“We felt what we could be useful with was trying to get more companies to come to Ireland. So we went to work for the IDA. And I do, and I still do.”
Over the years a lot of people have helped but they wouldn't qualify for tax exemptions.
The move to the Netherlands in 2006 was a matter of principle as tax competitiveness was Irish policy and "The real hypocrisy is saying ‘it’s fine for the country, but it’s not fine for U2 to think like that'," Bono said.
What is interesting about this self-serving yarn is that the Irish Revenue operated a 'Dr Jekyll and Mr Hyde' system with a blind eye turned to the questionable schemes of foreign companies to avoid corporate tax while on personal tax evasion, the authorities publicly named and shamed individuals who used offshore tax havens, imposed punitive penalties on them and hauled some of them before the courts.
Bono aka Paul Hewson with his colleagues, were already very rich in 2006 and they could afford to pay expensive lawyers and accountants to help them minimise global personal taxes.
That's how the system works towards the top of the economic pyramid.
The Dutch government has acknowledged that some of its tax treaties with developing countries are unfair and last November it published a report highlighting how multinational companies can use its tax avoidance vehicles such as the one that benefits U2 to move profits tax-free from poor countries:
In developing countries without large government income from oil or diamonds, tax revenues have increased over the past decade, but remain much lower than in high income countries. Revenues are on average around 20% of GDP in middle income countries and 15% in low income countries...
Corporate taxes are an important revenue component for low and middle income countries, typically generating 10-30% of total tax revenues. The importance of corporate tax revenues for developing countries implies that potential threats to these revenues, such as tax avoidance by multinationals, are highly relevant in the context of financing for development."
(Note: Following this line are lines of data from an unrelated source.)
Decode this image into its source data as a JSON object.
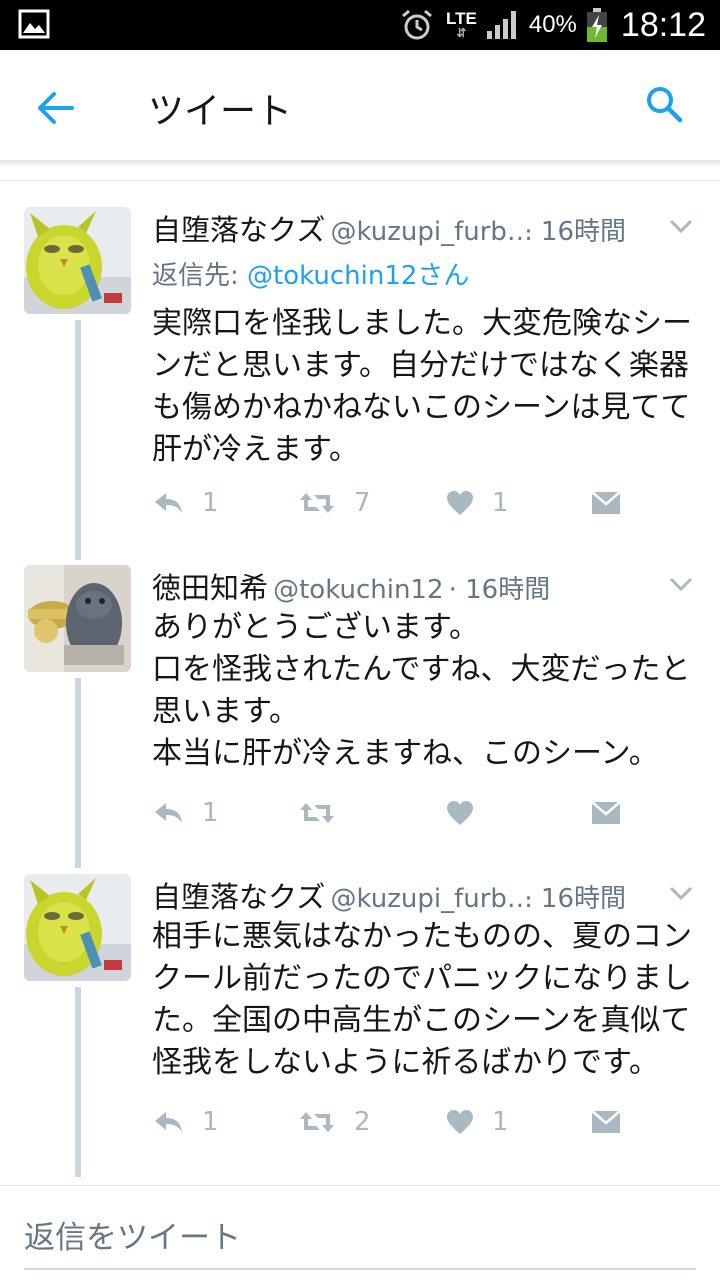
{
  "status_bar": {
    "network": "LTE",
    "battery_percent": "40%",
    "time": "18:12",
    "icons": [
      "gallery-icon",
      "alarm-icon",
      "signal-icon",
      "battery-charging-icon"
    ]
  },
  "app_bar": {
    "title": "ツイート",
    "icons": [
      "back-arrow-icon",
      "search-icon"
    ]
  },
  "tweets": [
    {
      "name": "自堕落なクズ",
      "handle": "@kuzupi_furb…",
      "time": "· 16時間",
      "reply_prefix": "返信先: ",
      "reply_to": "@tokuchin12さん",
      "lines": [
        "実際口を怪我しました。大変危険なシー",
        "ンだと思います。自分だけではなく楽器",
        "も傷めかねかねないこのシーンは見てて",
        "肝が冷えます。"
      ],
      "reply_count": "1",
      "retweet_count": "7",
      "like_count": "1"
    },
    {
      "name": "徳田知希",
      "handle": "@tokuchin12",
      "time": "· 16時間",
      "lines": [
        "ありがとうございます。",
        "口を怪我されたんですね、大変だったと",
        "思います。",
        "本当に肝が冷えますね、このシーン。"
      ],
      "reply_count": "1",
      "retweet_count": "",
      "like_count": ""
    },
    {
      "name": "自堕落なクズ",
      "handle": "@kuzupi_furb…",
      "time": "· 16時間",
      "lines": [
        "相手に悪気はなかったものの、夏のコン",
        "クール前だったのでパニックになりまし",
        "た。全国の中高生がこのシーンを真似て",
        "怪我をしないように祈るばかりです。"
      ],
      "reply_count": "1",
      "retweet_count": "2",
      "like_count": "1"
    }
  ],
  "composer": {
    "placeholder": "返信をツイート"
  },
  "colors": {
    "accent": "#1da1f2",
    "muted": "#657786",
    "icon_gray": "#aab8c2",
    "thread_line": "#ccd6dd",
    "avatar_furby": "#c9d62e"
  }
}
Bono suggests Irish critics of U2's move to the Netherlands are hypocrites but he must know that his credibility as an anti-poverty campaigner is seriously compromised.
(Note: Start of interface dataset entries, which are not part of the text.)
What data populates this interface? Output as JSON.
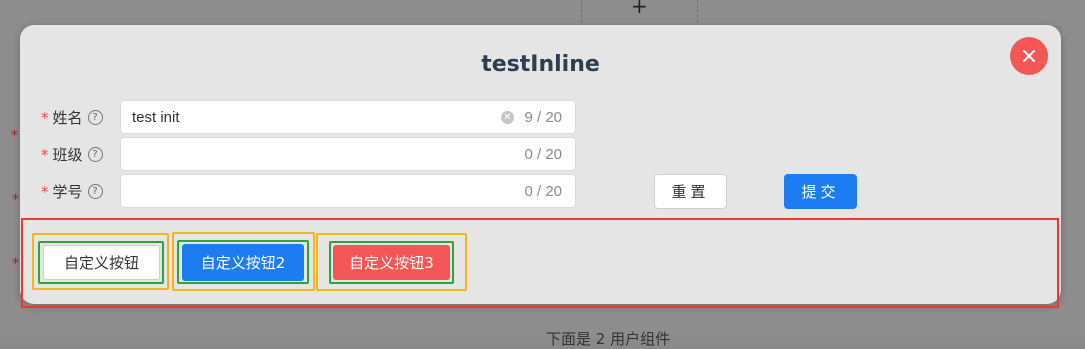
{
  "background": {
    "plus_glyph": "+",
    "required_mark": "*",
    "footer_text": "下面是 2 用户组件"
  },
  "dialog": {
    "title": "testInline",
    "close_icon": "close-icon"
  },
  "form": {
    "fields": [
      {
        "label": "姓名",
        "required": "*",
        "help": "?",
        "value": "test init",
        "placeholder": "",
        "count": "9 / 20",
        "has_clear": true
      },
      {
        "label": "班级",
        "required": "*",
        "help": "?",
        "value": "",
        "placeholder": "",
        "count": "0 / 20",
        "has_clear": false
      },
      {
        "label": "学号",
        "required": "*",
        "help": "?",
        "value": "",
        "placeholder": "",
        "count": "0 / 20",
        "has_clear": false
      }
    ],
    "reset_label": "重置",
    "submit_label": "提交"
  },
  "custom_buttons": [
    {
      "label": "自定义按钮",
      "color": "#ffffff"
    },
    {
      "label": "自定义按钮2",
      "color": "#1d7cf2"
    },
    {
      "label": "自定义按钮3",
      "color": "#f25656"
    }
  ],
  "colors": {
    "accent": "#1d7cf2",
    "danger": "#f25656",
    "highlight_red": "#e83a2e",
    "highlight_yellow": "#f4b41a",
    "highlight_green": "#2aa832"
  }
}
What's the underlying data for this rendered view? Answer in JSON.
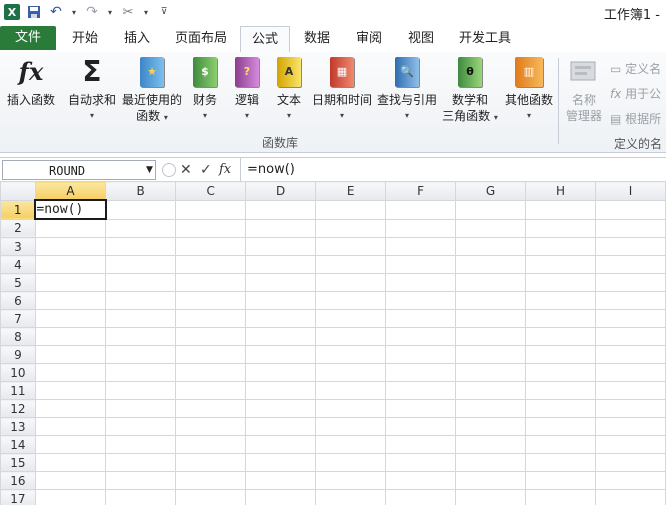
{
  "window": {
    "title": "工作簿1 -"
  },
  "quick_access": [
    {
      "name": "excel-logo-icon",
      "glyph": "X"
    },
    {
      "name": "save-icon",
      "glyph": "💾"
    },
    {
      "name": "undo-icon",
      "glyph": "↶"
    },
    {
      "name": "redo-icon",
      "glyph": "↷"
    },
    {
      "name": "customize-icon",
      "glyph": "▾"
    }
  ],
  "tabs": {
    "file": "文件",
    "home": "开始",
    "insert": "插入",
    "layout": "页面布局",
    "formulas": "公式",
    "data": "数据",
    "review": "审阅",
    "view": "视图",
    "developer": "开发工具"
  },
  "ribbon": {
    "insert_function": "插入函数",
    "autosum": "自动求和",
    "recent_line1": "最近使用的",
    "recent_line2": "函数",
    "financial": "财务",
    "logical": "逻辑",
    "text": "文本",
    "datetime": "日期和时间",
    "lookup": "查找与引用",
    "math_line1": "数学和",
    "math_line2": "三角函数",
    "more": "其他函数",
    "group_label": "函数库",
    "name_mgr_line1": "名称",
    "name_mgr_line2": "管理器",
    "define_name": "定义名",
    "use_in_formula": "用于公",
    "create_from_sel": "根据所",
    "group2_label": "定义的名"
  },
  "formula_bar": {
    "name_box": "ROUND",
    "value": "=now()",
    "fx_label": "fx"
  },
  "sheet": {
    "columns": [
      "A",
      "B",
      "C",
      "D",
      "E",
      "F",
      "G",
      "H",
      "I"
    ],
    "rows": [
      "1",
      "2",
      "3",
      "4",
      "5",
      "6",
      "7",
      "8",
      "9",
      "10",
      "11",
      "12",
      "13",
      "14",
      "15",
      "16",
      "17"
    ],
    "active_cell_text": "=now()"
  },
  "colors": {
    "file_tab": "#2a7a3a",
    "selected_header": "#f6cf63"
  }
}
Thanks for the pro bono work for IDA Ireland; you're among the wealthiest in the country and you've had tremendous success. However, it shouldn't be the right of rich people to let ordinary folk to pick up the tab for such agencies.
Finfacts 2013: Bono's hypocrisy on Africa, corporate tax avoidance in Ireland
Related tax links
Double Irish tax scheme axed; Conventional wisdom wrong again - Part 1
Replacing the Double Irish with Knowledge Development / Patent Box - Part 2
Ireland's small gain from Apple's possible EU tax probe payment
European Commission: Apple given special tax deals by Ireland
Apple's foreign tax rate tumbled after 2007 Irish 'advanced opinion'
G20 finance ministers reaffirm commitment to tax reform; Ibec takes Finfacts' advice
OECD & Tax: Everything grand in Ireland's Republic of Spin?
OECD proposes biggest reform of global business tax rules since 1920s
Finfacts submission to Department of Finance consultation on corporation tax reform
OECD BEPS Project submission from Finfacts: Ireland should embrace corporate tax reform
Irish corporate tax policy like property bubble driven by short-term interests
IMF explains “Double Irish Dutch Sandwich” tax avoidance
US company profits per Irish employee at $970,000; Tax paid in Ireland at $25,000
Estonia heads OECD tax competitiveness index; Ireland at 15, US at 32